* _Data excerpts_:
▼▼▼

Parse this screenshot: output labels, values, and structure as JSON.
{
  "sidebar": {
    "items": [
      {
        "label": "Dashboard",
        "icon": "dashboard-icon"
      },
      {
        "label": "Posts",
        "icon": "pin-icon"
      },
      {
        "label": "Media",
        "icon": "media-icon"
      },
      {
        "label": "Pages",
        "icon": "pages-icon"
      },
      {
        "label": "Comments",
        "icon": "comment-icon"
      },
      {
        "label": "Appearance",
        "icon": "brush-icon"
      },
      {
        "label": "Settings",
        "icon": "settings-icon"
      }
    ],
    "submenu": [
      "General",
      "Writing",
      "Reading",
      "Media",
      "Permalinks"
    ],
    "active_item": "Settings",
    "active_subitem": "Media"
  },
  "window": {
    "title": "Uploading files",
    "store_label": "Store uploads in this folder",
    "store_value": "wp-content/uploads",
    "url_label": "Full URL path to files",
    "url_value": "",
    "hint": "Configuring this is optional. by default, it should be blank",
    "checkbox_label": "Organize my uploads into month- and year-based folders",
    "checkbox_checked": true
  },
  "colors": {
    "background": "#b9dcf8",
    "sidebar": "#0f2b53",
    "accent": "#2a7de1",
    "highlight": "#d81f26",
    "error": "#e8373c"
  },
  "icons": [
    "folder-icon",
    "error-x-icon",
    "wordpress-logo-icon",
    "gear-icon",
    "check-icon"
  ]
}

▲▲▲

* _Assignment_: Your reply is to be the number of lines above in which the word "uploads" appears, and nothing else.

* _Solution for this exercise_: 3